Sarkodie appearing at M.anifestivites this year was a prime highlight of the night. It is among the reasons it is the biggest one ever held. Nobody saw it coming. And even when patrons were sure that it was DJ Mensah, the rapper’s official DJ who was setting up, it still didn’t truly register. Not until the rapper appeared himself. Donning blue denims, he climbed onstage, embraced M.anifest, and both of them bounced to Sarkodie’s “Original.” It rained confetti. The cheers multiplied. Finally, two of this generation’s most sought-after punchline practitioners, unmatched in their craft but on opposite sides of Ghana’s rap spectrum, stood side-by-side, not as foes, but as co-regents. Before he sang “Can’t Let You Go,” Sarkodie would quip that he had to show up as soon as he heard “god MC”—the dis song targeted at him playing. The sight of their reunion is surely one for the books—the biggest rap beef of this decade, comes to an end under the very eyes of the gazing world. There’s something both instructive and empowering about that gesture—of M.anifest and Sarkodie holding each other’s hand up high is oneness. It is the ultimate lesson for the new generation. We are only stronger together.

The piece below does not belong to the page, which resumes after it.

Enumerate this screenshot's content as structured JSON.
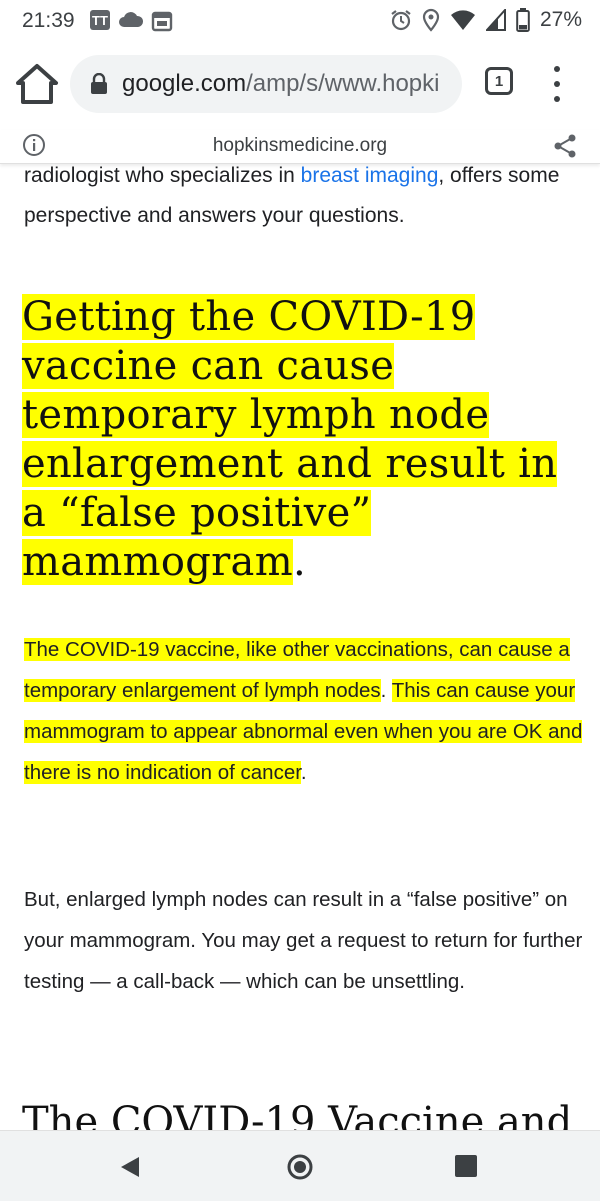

Kwesi Arthur and Burna Boy—who were tasked with the final lap of energy duties on the night–more than rose to the occasion—Burna Boy especially, whose arrival was heralded by an instant jama composition consisting only his name. Both acts, custodians of majority of 2018’s hits, and dictators of the new wave, led the post-Sarkodie crescendo.
Manifestivities didn’t start on time. Frankly, nobody realistically expected it to commence at 6 pm. Maybe it’s all that “Ghanaian-ness.” But, that it started several hours later, causing the show to drag well into the following day, a working day, cannot be excused, even if the show itself, when it started, flowed seamlessly and was stupendous overall.
“The GMT Live Experience,” as we are told, does not obsess with designing a M.anifest-centric event, but a festival that transcends him as an artist, and that can stand in his absence. It shows in how the night went.
It was well after 2 am, Monday, December 24. My lungs were sore from screaming, my feet hurt from all that careless bogie. I could hear exhaustion in Yayera’s voice too, and weariness in her movement. Show over, and drenched in my own sweat, I waited in my seat a while, to catch my breath. I was smiling, and panting like I had just completed a drill of fleshly isometrics. Yayera smiled too, as if to say: “What a night! What a night!”
Signed to Singitdamnit, M.anifest has issued five albums so far, his latest being the 2016 record, “Nowhere Cool.” In weeks past, the rapper has implied that two projects: one by himself and another with Worlasi will be published soon. Manifestivities 2018 not only consisted a musical concert, but also catered to DJ battles, culinary exhibitions, and other art showcases.